What Is a Slot?


A slot (plural: slots) is a small hole or gap, usually at the rear of an aircraft or spacecraft, that allows air to flow smoothly over the wings. In aviation, a slot may also refer to an allocated, scheduled time for a takeoff or landing, as authorized by an airport or air-traffic control center. In the USA, a slot is a unit of measurement.

A slots player is someone who plays video games at a casino or online, either for real money or as a practice before playing for real cash. These games are based on mechanical devices that have reels and symbols, but the digital technology used to run them is more advanced than the old lever-and-pulley machines that were popular in the 1800s.

With the advent of video screens and software, slot designers can let their imaginations run wild with bonus events. The result can be spectacular, such as the Crime Zone chase in NetEnt’s Cash Noire or the outer-space cluster payoffs that replace the regular reels in ReelPlay’s Cosmic Convoy. Bonus rounds are also a staple of land-based casinos, where the players gather around high-top tables to watch their winnings grow.

Some slot games keep a percentage of every wager and add it to a progressive jackpot. When the jackpot hits, it can be worth millions of dollars. Some slot games also offer a random number generator, which ensures that the odds of hitting a given combination are not influenced by previous spins.
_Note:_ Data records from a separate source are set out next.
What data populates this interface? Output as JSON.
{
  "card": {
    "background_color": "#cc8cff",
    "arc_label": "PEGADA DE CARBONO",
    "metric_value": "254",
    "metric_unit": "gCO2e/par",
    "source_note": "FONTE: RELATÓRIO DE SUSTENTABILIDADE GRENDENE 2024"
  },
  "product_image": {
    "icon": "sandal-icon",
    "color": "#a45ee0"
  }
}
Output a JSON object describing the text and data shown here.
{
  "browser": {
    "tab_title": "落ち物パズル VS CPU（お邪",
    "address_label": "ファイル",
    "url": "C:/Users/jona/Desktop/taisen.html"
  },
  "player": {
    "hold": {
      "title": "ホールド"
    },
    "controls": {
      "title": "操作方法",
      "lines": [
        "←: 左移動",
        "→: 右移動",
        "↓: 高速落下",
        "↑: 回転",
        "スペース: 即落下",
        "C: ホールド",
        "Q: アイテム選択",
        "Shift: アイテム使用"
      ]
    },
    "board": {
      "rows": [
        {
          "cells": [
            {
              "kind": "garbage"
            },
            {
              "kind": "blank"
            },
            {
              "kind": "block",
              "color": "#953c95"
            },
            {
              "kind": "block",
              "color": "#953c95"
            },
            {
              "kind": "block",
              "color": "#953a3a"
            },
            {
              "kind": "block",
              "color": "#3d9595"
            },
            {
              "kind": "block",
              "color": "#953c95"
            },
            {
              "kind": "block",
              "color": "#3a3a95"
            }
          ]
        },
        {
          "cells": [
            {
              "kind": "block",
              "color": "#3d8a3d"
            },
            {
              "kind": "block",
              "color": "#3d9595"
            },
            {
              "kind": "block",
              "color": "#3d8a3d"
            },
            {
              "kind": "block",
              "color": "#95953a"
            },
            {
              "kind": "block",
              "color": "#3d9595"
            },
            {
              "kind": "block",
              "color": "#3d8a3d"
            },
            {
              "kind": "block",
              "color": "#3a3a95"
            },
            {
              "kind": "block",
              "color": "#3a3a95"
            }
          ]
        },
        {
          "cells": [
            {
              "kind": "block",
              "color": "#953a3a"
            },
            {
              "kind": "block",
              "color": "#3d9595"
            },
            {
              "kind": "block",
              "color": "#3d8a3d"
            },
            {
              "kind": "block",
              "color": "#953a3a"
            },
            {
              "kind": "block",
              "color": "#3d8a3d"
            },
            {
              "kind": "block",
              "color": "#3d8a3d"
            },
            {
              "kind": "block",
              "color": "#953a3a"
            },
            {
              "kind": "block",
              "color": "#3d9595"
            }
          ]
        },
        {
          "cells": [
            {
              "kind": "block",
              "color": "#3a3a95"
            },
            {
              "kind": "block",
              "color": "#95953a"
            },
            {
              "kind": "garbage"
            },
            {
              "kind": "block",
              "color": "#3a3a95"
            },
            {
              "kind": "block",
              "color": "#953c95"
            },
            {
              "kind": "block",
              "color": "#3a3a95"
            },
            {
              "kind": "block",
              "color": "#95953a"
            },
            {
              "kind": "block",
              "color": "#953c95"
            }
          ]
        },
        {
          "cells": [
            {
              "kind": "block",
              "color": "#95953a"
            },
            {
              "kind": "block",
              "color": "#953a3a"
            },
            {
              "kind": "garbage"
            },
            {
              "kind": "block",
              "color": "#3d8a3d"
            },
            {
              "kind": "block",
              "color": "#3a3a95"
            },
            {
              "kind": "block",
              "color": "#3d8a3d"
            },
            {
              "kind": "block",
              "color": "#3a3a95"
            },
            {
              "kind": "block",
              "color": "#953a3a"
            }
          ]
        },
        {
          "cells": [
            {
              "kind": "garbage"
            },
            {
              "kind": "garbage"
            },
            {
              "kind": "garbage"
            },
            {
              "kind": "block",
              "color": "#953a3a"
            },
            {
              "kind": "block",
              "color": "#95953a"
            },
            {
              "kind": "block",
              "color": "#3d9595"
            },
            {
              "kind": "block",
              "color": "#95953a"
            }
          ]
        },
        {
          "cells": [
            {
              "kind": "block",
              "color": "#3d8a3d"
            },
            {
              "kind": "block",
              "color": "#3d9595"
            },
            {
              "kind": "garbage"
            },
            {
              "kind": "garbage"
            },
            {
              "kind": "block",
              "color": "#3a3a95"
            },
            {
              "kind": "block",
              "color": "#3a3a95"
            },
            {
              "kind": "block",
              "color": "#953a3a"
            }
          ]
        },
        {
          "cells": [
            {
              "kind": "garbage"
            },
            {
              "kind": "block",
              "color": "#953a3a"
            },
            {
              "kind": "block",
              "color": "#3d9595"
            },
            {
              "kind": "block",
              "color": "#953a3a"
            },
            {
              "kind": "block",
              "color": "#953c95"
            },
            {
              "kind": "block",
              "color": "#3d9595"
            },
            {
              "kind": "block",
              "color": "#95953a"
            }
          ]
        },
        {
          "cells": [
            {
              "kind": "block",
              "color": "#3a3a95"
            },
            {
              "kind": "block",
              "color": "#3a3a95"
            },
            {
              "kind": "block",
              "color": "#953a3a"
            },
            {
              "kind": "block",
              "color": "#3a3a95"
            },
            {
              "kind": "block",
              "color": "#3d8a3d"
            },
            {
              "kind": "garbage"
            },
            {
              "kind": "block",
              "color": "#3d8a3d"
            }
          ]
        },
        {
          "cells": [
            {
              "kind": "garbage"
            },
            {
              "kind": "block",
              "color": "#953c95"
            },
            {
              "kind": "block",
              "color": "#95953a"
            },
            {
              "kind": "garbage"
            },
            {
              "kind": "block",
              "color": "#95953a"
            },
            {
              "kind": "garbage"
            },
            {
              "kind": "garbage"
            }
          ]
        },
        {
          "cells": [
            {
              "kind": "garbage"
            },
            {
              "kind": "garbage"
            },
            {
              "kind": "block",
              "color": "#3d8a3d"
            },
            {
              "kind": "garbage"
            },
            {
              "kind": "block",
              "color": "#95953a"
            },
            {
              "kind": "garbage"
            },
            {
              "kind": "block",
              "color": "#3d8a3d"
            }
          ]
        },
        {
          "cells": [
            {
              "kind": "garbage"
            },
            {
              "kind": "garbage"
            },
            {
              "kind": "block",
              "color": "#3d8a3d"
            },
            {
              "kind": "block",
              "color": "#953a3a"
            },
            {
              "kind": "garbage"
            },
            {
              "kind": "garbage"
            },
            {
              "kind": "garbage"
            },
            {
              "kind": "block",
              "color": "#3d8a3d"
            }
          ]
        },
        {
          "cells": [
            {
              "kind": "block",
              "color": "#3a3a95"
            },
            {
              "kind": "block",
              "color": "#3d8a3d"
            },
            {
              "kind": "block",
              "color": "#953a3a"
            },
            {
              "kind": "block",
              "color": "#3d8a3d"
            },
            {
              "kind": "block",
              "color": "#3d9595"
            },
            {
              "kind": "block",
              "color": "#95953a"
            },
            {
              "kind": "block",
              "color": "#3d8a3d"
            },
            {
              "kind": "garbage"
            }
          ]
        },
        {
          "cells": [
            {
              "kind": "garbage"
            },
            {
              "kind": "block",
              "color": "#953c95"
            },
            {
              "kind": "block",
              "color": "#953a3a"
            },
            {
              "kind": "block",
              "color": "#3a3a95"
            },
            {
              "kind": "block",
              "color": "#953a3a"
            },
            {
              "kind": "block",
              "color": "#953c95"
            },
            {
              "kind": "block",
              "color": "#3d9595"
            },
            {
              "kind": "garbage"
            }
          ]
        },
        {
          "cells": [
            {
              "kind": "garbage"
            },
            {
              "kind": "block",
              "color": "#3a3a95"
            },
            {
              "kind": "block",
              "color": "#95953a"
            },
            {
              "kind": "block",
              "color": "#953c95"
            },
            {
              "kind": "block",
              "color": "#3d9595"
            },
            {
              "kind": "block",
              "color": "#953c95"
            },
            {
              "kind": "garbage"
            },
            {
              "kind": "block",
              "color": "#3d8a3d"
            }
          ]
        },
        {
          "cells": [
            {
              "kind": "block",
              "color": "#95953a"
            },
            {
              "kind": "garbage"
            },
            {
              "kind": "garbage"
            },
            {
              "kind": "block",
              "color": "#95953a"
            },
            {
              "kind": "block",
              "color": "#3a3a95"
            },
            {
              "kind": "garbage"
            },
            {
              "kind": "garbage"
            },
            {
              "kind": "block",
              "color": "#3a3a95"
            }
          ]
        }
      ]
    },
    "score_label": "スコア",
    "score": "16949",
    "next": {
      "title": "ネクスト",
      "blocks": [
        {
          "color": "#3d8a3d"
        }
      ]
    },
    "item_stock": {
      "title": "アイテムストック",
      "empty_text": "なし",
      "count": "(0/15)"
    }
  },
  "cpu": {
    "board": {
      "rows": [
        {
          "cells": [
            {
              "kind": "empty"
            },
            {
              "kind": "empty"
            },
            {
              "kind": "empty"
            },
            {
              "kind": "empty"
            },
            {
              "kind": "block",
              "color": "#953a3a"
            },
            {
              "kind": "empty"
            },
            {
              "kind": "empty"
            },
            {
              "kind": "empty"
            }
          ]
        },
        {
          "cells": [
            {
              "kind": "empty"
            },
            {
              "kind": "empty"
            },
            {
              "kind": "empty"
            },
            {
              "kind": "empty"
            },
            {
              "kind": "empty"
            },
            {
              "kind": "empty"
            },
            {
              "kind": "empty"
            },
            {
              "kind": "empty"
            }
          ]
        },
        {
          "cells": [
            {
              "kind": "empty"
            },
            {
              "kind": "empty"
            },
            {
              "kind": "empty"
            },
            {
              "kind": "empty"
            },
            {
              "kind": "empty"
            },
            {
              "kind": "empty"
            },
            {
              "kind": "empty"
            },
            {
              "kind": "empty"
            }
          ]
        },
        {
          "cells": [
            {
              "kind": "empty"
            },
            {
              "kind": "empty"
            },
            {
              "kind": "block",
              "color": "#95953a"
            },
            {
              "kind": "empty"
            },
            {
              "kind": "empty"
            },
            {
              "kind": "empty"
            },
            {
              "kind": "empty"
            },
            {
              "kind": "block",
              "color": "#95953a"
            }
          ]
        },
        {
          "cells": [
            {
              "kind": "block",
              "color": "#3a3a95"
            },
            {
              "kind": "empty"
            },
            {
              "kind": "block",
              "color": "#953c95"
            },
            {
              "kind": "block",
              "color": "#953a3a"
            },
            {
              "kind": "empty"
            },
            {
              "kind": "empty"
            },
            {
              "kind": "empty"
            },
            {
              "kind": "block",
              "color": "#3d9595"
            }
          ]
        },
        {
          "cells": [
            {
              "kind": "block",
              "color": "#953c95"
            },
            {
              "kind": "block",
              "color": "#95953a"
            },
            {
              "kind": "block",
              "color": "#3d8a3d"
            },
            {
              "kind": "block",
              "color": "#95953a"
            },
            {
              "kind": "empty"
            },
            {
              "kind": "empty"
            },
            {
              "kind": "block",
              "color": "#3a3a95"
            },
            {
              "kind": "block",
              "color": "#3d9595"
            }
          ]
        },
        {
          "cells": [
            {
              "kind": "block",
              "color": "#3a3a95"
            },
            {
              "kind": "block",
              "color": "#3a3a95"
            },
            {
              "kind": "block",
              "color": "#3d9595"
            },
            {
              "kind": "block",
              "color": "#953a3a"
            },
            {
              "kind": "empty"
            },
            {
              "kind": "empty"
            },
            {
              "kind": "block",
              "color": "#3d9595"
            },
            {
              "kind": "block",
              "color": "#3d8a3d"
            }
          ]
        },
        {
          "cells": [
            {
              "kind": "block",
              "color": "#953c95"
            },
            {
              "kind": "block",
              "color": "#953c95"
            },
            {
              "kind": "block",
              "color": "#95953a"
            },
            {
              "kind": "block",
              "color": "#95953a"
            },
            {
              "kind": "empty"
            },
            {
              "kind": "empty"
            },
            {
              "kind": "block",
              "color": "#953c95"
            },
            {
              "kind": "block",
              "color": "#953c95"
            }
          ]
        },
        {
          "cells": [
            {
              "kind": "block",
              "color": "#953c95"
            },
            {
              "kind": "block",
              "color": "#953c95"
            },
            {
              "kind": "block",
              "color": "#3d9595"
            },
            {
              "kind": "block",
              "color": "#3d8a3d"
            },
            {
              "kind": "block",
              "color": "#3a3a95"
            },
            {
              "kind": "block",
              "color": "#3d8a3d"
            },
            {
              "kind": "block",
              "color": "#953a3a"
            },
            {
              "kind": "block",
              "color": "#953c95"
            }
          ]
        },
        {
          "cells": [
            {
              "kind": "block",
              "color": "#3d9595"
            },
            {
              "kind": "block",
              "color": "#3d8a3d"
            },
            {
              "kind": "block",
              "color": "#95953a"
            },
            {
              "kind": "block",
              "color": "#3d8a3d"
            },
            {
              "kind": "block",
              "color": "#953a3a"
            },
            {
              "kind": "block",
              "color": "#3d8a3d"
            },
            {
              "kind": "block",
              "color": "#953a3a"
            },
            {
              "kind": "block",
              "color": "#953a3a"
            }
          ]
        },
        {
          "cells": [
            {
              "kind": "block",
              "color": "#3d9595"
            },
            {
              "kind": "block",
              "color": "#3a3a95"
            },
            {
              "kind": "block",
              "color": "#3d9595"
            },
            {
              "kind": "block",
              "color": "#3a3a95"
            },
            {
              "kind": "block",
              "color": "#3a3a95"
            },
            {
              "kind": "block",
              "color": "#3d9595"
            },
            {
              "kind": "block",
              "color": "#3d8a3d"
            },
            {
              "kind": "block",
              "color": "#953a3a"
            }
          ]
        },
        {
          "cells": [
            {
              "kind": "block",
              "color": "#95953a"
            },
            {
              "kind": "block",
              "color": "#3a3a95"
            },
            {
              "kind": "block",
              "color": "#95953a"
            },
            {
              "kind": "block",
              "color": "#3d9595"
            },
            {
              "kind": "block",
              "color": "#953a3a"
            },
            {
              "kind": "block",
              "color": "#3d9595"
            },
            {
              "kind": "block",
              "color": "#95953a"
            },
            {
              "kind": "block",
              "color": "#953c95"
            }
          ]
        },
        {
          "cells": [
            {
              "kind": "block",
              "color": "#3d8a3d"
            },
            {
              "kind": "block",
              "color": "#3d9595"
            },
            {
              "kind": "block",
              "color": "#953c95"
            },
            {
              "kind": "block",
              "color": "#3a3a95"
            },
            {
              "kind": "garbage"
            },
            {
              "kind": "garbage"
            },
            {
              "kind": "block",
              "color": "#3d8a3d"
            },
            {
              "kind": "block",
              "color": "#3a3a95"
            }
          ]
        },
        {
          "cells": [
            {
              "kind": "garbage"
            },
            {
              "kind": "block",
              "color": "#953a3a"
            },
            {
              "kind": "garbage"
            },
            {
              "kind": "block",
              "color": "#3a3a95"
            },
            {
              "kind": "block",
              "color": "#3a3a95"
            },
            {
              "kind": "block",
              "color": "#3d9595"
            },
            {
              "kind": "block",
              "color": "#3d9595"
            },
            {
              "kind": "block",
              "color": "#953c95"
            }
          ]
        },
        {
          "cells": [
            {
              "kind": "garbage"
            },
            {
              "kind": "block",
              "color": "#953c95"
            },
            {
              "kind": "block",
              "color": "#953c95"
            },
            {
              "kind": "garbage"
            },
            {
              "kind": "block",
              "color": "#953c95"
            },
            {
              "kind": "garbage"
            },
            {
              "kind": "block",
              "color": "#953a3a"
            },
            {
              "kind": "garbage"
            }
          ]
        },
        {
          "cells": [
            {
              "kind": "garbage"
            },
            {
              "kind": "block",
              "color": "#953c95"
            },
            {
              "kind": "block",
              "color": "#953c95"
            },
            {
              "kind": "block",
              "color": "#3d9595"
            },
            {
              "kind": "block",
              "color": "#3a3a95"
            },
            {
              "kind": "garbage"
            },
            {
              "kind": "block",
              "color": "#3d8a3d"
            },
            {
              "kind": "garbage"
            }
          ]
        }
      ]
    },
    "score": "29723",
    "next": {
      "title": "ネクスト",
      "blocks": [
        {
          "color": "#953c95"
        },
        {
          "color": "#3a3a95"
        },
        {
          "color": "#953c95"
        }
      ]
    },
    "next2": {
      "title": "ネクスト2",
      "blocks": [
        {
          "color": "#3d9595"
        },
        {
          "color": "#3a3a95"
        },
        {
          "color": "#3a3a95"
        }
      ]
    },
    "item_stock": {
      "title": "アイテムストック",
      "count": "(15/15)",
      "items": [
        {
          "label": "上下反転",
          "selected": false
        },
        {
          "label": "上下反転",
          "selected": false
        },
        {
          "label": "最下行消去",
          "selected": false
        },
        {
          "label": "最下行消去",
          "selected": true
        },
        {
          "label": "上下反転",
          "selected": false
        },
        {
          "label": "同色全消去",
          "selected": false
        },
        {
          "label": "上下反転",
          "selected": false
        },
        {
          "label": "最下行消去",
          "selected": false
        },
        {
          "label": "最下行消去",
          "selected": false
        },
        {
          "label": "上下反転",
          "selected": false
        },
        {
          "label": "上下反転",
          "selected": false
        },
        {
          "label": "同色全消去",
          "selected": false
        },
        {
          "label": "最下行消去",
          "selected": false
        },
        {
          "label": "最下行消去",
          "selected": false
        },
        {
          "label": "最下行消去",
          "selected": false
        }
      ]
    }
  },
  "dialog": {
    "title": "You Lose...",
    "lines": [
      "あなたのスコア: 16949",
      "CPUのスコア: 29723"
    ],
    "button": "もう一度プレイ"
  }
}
Originally, mechanical slot machines had only 22 stops on each reel, which allowed for only a limited number of combinations. Manufacturers began to computerize their games, allowing the symbols to occupy several stops on multiple reels. This increased the number of possible combinations and the size of the jackpots, but it also gave them a reputation for being rigged to make the casino richer.

Today, most mechanical slots have more than 100 stops on each reel, allowing for hundreds of ways to win. Some even have complex patterns that form geometrical shapes in addition to straight lines. To find out how many ways to win, look at the pay table of the slot you’re interested in. Most follow a theme, like Ancient Egypt or Greece, and have card numbers from nine through ace, together with special symbols.

When it comes to online slot games, a good way to choose which ones to play is to check out their return-to-player percentages. These are provided by the game designer and typically posted on the rules or information page. If not, try searching for the game name plus “payback percentage” or “RTP.”

While research has shown that playing slots can be addictive, the good news is that people who have a problem with gambling can stop or limit their involvement by following some simple procedures at the casino credit office or with a slot customer service representative. For some, this is the only way to get back on track.